A secret police document has revealed how the Metropolitan Police's Special Branch helped the illegal blacklisting of trade unionists - preventing them from getting jobs because of their political views.
In one case, detectives suggested one individual was a terrorist, despite the claim being wrong.
The illegal practice - exposed 10 years ago - involved major construction firms accessing secret files on 3,000 workers and their union activities.
But until now, little has been known about the police's role, other than a Scotland Yard admission it had been involved.
Part of the secret report underpinning that admission has now been disclosed, after initially being classified as so secret it was for the Metropolitan Police Commissioner's eyes only.
The report - codenamed Operation Reuben - found "numerous areas of concern" with "inappropriate contact of Special Branch officers with private organisations", including with one of the two blacklisting groups, the Economic League and the Consulting Association.
Blacklisting: How it worked
- Blacklisting began with the Economic League in 1919 which shared records on left-wing activists with industry to keep them out of the workplace
- It was closed in 1993 after a Parliamentary inquiry. The Consulting Association sprang up to replace it
- The Information Commissioner's Office raided The Consulting Association in 2009, revealing for the first time the scale of the operation - triggering legal action that continues to this day
- In 2016, eight major construction firms offered settlements to end legal action: Balfour Beatty, Carillion, Costain, Keir, Lang O'Rourke, Sir Robert McAlpine, Skanska and Vinci
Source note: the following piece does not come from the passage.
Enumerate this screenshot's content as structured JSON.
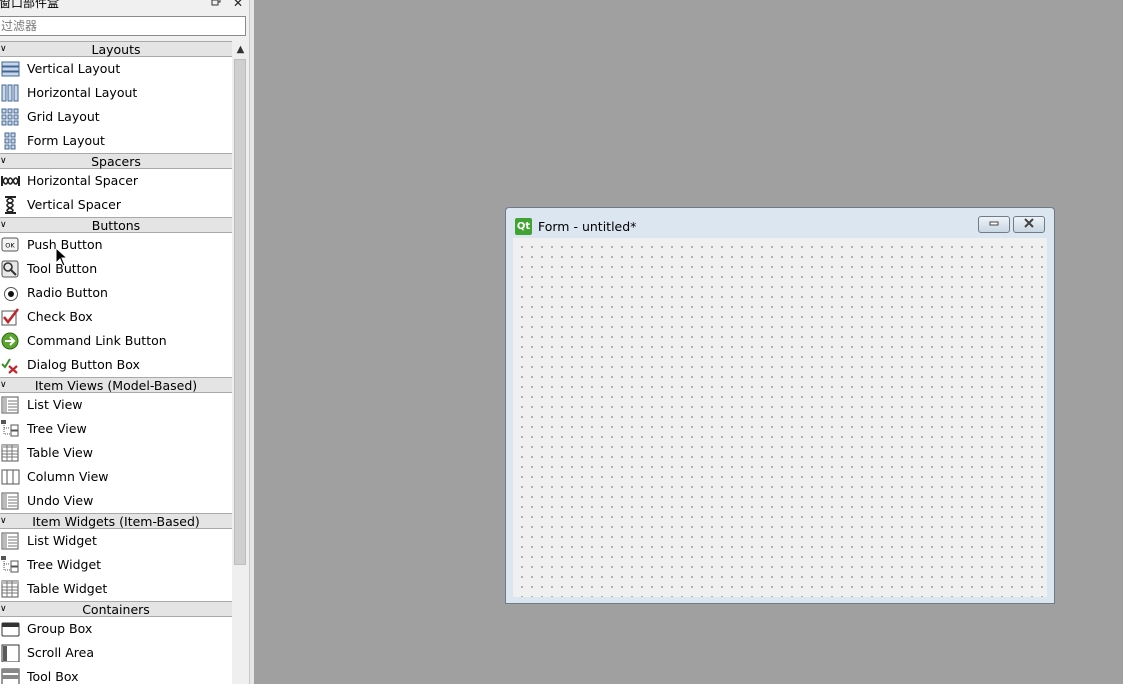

The Reuben investigators found no systematic records of the relationships - but one sharing incident from 1978 had been recorded after a senior officer intervened.
On that occasion, a trade union activist had applied for a job making educational videos with a company linked to the construction industry.
The company passed the individual's name to the Economic League to be checked - which in turn contacted the police for any further intelligence "due to the perceived risk of involvement in education".
"The receiving officer's initial inquiries revealed a potential link to [redacted] which in his opinion had not been resolved satisfactorily... he returned to EL asking for any further information, stressing the matter's importance due to the possible link to terrorism.
"This was recorded as fact by the EL representative."
EL then passed this on to the prospective employer - ending the candidate's chance of getting a job.
The applicant appears to have learned that they had been "blacked by the security people".
One of their relatives was a retired senior police officer who demanded an investigation - and that appears to explain why the incident remained recorded.
One major blacklisting allegation is that an officer called Mark Jenner collected information after he infiltrated the construction union UCATT between 1995 and 2000.
The report says that Jenner, who used the alias Cassidy, provided information on 300 people - and 16 of those appeared in the illegal blacklist database.
Operation Reuben said it found no evidence to prove that Jenner directly provided that intelligence - but it added it could not rule out other officers doing so.
Roy Bentham, joint secretary of Blacklist Support Group, said that many questions remain unanswered.
"The police are supposed to uphold law and order, not spy on perfectly democratic organisations such as trade unions," said Mr Bentham.
"Blacklisting is a national scandal and confirmation that the police colluded with this shameful and unlawful activity is beyond the pale."
Imran Khan QC, lawyer for the Blacklist Support Group, said that the onus was now on the undercover policing inquiry to dig deep.
A spokesman for the Metropolitan Police said that the internal report into blacklisting had established that "certain conduct" amounted to improper sharing of information under the law as it stands today.
"Allegations about police involvement with the 'blacklist' will be fully explored during the Undercover Policing Public Inquiry (UCPI)," said the spokesman.
"The Metropolitan Police Service will await the conclusions of the UCPI before considering any appropriate next steps."